» **Work to be completed**: Every line of the records that contains the string "webapps" counts once; give the total and nothing else.

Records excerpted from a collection
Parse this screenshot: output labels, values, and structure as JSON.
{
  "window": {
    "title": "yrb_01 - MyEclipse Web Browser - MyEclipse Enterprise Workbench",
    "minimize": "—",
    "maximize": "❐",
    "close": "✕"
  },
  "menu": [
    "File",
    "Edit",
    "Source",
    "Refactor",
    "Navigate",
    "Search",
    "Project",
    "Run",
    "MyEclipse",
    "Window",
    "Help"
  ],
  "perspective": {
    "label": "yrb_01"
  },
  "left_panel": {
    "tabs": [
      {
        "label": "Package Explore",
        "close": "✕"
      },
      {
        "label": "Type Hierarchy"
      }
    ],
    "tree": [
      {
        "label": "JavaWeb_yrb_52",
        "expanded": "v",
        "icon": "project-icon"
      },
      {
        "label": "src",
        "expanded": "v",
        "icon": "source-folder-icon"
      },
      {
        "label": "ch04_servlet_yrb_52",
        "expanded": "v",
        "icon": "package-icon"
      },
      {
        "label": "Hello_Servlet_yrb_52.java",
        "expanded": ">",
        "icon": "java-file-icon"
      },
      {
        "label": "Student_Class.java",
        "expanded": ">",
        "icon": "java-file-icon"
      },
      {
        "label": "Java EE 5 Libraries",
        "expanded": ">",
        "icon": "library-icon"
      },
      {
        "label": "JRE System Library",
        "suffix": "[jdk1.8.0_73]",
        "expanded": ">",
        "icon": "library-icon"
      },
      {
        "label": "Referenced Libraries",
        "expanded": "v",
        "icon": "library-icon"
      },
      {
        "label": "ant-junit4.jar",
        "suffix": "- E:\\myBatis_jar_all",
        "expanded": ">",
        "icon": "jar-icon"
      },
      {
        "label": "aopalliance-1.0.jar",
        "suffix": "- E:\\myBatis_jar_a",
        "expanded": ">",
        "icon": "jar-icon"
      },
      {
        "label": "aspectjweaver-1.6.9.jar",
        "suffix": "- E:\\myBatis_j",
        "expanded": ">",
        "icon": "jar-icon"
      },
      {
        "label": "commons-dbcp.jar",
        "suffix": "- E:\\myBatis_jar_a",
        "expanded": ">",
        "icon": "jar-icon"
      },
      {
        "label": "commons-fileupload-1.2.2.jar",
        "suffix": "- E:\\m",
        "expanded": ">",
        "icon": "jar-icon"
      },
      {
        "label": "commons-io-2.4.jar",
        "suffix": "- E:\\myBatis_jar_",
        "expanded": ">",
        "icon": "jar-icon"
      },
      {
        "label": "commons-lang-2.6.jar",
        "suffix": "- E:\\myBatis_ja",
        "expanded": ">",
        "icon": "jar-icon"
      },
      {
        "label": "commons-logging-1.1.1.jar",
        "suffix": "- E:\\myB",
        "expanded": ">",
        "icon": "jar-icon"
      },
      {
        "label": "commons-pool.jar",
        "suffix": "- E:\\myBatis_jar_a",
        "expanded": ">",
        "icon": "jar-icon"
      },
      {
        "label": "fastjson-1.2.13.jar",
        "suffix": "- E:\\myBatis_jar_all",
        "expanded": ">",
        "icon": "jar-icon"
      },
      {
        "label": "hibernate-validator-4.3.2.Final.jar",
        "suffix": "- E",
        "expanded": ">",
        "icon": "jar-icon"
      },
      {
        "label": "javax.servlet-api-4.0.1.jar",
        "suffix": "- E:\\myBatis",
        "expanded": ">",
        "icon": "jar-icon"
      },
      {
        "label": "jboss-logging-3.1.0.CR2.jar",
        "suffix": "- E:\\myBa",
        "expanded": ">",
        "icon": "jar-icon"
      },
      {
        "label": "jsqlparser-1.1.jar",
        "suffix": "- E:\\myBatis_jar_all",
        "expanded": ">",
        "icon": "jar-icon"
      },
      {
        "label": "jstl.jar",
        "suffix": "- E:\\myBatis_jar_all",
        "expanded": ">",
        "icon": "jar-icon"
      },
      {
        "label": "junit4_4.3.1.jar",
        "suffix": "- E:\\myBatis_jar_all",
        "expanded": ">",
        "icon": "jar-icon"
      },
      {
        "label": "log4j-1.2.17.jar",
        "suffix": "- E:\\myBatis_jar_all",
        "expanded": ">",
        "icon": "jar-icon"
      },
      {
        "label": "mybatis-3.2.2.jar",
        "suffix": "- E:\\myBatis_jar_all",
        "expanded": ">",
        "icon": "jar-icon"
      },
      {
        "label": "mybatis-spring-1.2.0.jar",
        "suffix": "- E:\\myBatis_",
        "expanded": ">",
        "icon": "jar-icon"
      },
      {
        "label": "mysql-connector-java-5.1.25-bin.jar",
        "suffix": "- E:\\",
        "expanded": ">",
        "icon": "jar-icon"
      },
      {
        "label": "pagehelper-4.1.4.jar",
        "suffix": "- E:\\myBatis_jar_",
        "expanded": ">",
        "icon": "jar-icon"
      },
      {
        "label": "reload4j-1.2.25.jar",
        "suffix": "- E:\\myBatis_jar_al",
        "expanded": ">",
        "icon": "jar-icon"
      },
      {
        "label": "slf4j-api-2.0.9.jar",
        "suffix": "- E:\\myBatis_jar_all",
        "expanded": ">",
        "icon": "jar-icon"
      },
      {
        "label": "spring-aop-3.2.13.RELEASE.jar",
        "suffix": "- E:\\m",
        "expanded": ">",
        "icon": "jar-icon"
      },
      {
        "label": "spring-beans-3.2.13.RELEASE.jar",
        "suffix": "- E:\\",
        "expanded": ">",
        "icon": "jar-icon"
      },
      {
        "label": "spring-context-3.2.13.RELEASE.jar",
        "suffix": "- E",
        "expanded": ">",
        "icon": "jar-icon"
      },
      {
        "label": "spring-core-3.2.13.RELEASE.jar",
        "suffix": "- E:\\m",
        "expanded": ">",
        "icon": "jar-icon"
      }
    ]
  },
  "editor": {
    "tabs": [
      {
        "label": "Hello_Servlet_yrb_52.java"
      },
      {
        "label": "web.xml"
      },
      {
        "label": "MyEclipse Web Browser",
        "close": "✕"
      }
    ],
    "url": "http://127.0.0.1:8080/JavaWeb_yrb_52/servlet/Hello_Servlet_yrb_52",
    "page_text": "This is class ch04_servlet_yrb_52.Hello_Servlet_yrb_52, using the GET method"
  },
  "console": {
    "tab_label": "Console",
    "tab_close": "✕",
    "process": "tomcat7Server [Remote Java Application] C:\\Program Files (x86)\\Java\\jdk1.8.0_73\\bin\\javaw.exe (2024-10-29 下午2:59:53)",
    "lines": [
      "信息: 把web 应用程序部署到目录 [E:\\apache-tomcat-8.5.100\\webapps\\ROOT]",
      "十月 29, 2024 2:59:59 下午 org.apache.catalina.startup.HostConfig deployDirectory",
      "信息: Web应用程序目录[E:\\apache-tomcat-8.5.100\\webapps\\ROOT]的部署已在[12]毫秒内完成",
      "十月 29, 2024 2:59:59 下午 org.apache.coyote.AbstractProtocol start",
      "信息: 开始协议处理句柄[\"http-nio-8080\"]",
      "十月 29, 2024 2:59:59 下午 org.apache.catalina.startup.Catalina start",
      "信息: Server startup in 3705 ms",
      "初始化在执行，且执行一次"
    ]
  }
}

» **Answer box**: 2